Available data -
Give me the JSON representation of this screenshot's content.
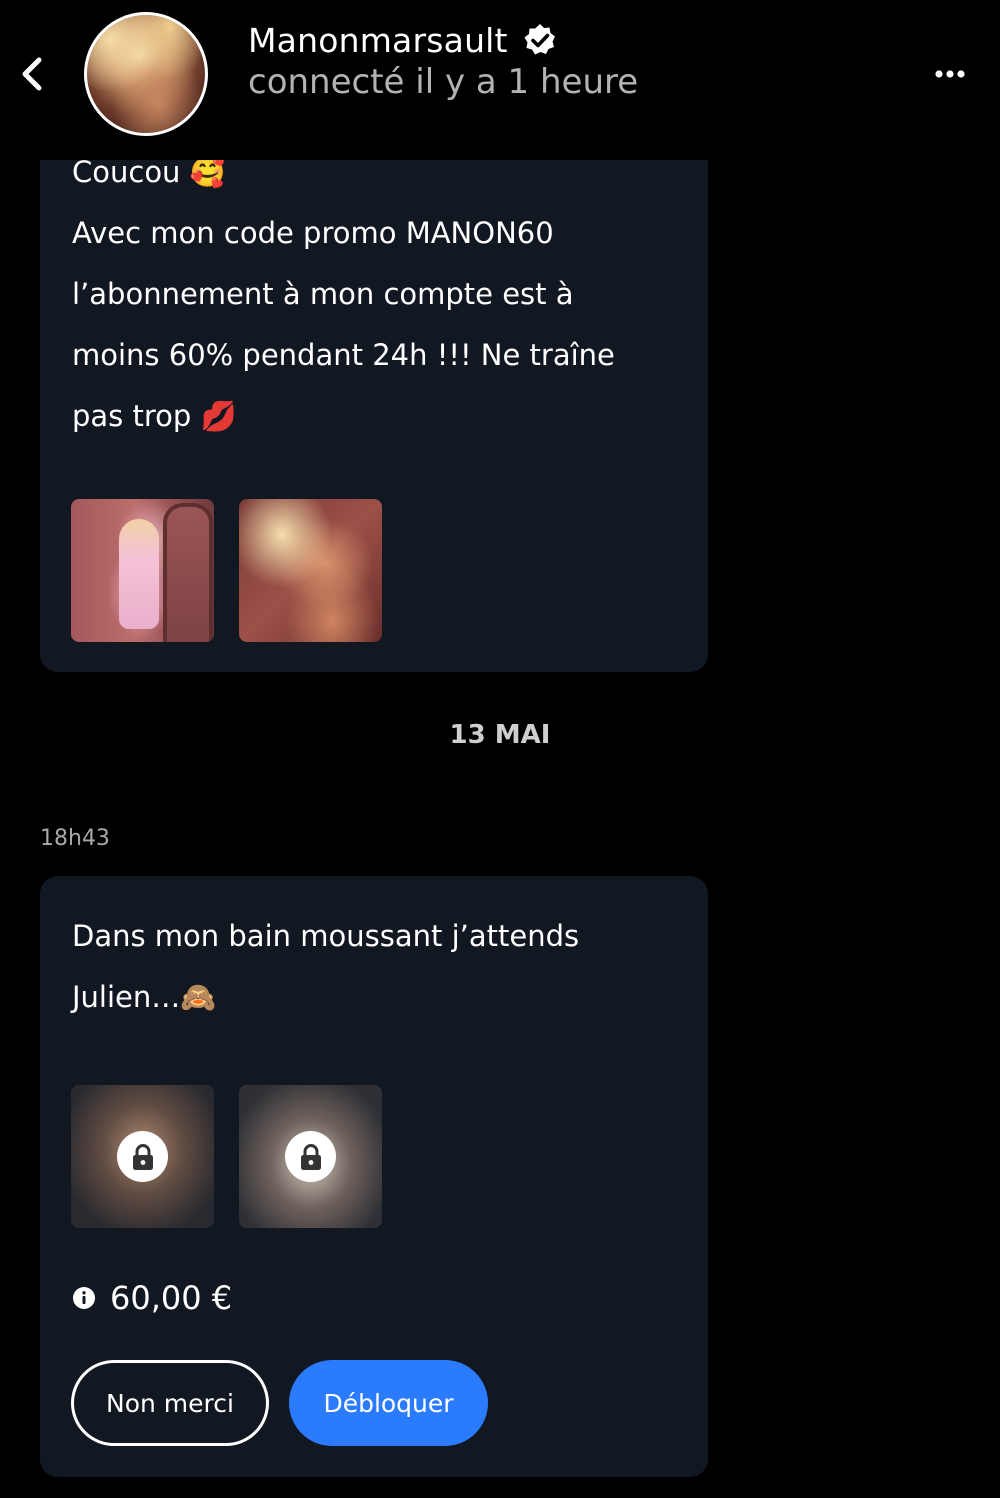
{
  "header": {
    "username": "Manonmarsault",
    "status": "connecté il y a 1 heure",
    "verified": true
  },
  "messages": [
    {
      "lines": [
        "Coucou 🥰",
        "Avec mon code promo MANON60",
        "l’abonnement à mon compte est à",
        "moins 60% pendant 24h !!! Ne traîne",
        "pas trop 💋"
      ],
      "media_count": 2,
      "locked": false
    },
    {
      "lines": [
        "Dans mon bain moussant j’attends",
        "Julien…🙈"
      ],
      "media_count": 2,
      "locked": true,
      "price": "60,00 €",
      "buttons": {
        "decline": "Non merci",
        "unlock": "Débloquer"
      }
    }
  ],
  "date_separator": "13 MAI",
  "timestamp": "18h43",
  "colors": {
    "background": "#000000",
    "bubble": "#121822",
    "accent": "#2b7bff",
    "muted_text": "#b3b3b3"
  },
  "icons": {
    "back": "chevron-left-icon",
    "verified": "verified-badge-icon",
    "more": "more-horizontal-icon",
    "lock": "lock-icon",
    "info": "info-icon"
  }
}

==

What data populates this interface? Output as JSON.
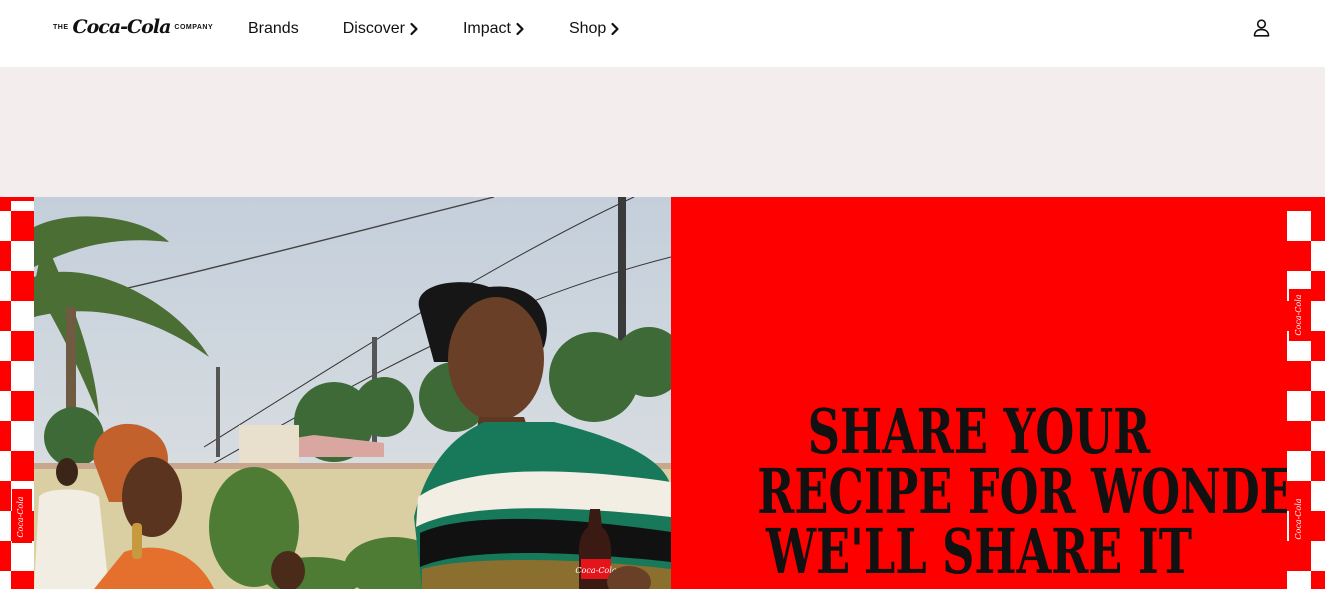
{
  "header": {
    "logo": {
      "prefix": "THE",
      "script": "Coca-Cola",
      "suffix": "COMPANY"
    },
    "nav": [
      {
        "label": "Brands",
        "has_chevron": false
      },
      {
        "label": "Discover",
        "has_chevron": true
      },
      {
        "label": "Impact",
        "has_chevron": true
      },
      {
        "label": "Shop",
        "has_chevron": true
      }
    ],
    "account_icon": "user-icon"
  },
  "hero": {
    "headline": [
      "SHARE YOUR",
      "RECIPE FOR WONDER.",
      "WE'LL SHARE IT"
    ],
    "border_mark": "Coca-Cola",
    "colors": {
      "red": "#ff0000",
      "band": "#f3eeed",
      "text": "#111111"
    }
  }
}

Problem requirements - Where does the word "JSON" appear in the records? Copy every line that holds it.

Answer -
Give me the JSON representation of this screenshot's content.
What data populates this interface? Output as JSON.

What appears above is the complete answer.